* EXERCISE DETAILS *
Where the word "hidden" occurs in a line of the data, return the whole line.

[AVAILABLE DATA Boundary: Start]

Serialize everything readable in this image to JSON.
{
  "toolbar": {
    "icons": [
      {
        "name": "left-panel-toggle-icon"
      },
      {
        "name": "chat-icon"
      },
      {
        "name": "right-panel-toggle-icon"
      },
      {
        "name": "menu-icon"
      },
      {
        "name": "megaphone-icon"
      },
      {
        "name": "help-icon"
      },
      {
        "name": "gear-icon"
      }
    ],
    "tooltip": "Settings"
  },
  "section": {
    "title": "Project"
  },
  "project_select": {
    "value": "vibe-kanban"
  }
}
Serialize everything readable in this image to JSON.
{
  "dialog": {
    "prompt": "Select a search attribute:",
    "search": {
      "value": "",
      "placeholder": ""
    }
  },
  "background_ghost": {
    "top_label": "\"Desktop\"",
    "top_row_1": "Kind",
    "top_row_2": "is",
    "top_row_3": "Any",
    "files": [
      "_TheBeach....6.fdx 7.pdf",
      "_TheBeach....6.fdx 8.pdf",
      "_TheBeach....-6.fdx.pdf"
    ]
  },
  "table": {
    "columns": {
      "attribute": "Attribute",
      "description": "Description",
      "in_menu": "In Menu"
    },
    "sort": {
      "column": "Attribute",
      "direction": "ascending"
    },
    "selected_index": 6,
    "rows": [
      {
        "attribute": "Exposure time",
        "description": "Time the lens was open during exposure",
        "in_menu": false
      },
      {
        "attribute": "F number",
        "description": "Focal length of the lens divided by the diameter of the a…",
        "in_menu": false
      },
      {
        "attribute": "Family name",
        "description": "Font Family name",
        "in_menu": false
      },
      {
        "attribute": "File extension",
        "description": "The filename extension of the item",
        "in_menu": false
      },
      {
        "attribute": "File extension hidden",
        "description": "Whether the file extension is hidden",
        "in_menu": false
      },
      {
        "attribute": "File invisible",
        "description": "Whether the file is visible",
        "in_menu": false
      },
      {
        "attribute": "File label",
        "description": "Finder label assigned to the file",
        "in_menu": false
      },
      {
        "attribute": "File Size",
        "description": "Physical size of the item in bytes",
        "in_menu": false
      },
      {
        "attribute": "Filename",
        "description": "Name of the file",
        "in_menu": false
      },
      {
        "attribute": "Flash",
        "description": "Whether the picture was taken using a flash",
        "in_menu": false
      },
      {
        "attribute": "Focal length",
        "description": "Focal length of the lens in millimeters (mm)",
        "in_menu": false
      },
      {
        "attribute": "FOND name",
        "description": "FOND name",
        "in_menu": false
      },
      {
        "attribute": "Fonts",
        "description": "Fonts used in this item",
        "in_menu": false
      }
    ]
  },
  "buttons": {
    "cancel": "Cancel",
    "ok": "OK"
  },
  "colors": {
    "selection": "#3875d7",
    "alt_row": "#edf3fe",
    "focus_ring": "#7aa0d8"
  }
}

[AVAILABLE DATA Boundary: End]

* RESPONSE AREA *
        "attribute": "File extension hidden",
        "description": "Whether the file extension is hidden",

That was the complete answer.